Cicero saw literature primarily as the means by which readers gain insights which allow “them to understand what a better life could be, and how to bring that ideal into effect for themselves.” In other words, literature provides the reader with a model “not for mere inspection only, but for imitation as well,” which allows the reader to grow wiser through sharing in the knowledge and experience of others. For Cicero, then, as for Plato before him, the reader can, through studying the stories written about “valiant men of the past,” observe and study an example of a virtuous person. From this example, they can themselves learn how to be virtuous.
Similarly, Horace, in his “Ars Poetica,” claims that the primary purposes of poetry are “to instruct or else to delight.” In that work, he spends a great deal of time explaining how to “delight,” or entertain, audiences. In what sounds like a direct attack on the current domination of the best seller lists by those unskilled and uneducated in how to write proper poetry and stories, Horace, at one point, inquires rhetorically, “If I didn’t know how these ways of writing differ / In what they are suited for, and if I didn’t / Act on what I knew, tell me, would I / Have any right to be credited as a poet?”
Like Cicero, Horace also presents the great men of the past as the proper subject matter for authors. He, too, believed that viewers and readers should be presented with models to imitate and ideals to adopt. According to Horace, “the chorus” in a play “should praise the life of moderation, / Praise justice, and order, and peace that opens the gates.” In other words, good things should be extolled so that the audience desires those things for themselves.

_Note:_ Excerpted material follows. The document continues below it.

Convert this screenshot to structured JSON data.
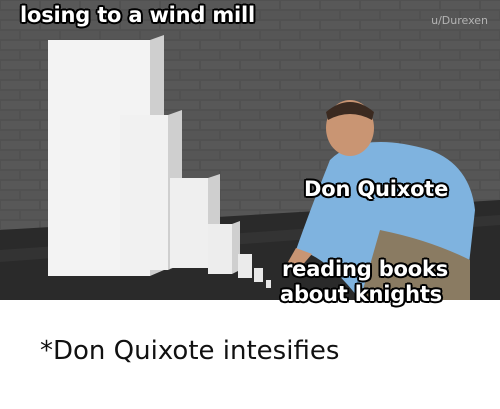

The most important questions that should be asked by any reader, listener, or viewer of a book, a song, a movie, or any other medium, are “what is this telling me about myself, who I am, and who I should become?” Everything written, ultimately, has some anthropological assumption, some belief, hidden to a greater or lesser degree, about what people are and what they should be. Books like Twilight, Fifty Shades of Grey, and others in their ilk have a vision of man which most of their readers fail to consider fully but imbibe nonetheless. Cicero, Horace, Plato, and others like them also have a vision of man, and one that reaches much higher.
My rating: 5 of 5 stars
This is a magnificent book from beginning to end. Cicero, a generation before Christ, takes on the eternal question of the existence and nature of the divine. To do so, he presents us with a dialogue between representatives of the three greatest traditions of early Roman philosophy: Epicureanism, Stoicism, and the Academy of Athens. The three participants discuss whether there are gods or is a God, what their or his nature might be, what their or his relationship(s) to men might be, and many more questions of a similar nature. The arguments used by all sides sound remarkably modern, demonstrating the unchanging nature of humanity and the questions we face.
The introduction provides a succinct tour of Greco-Roman philosophy, of Cicero the man, and of this particular work. The appendix, a theoretical continuation of the dialogue in the afterlife, is a masterpiece in itself.
I recommend this book to anyone interested in eternal questions, which should be everyone.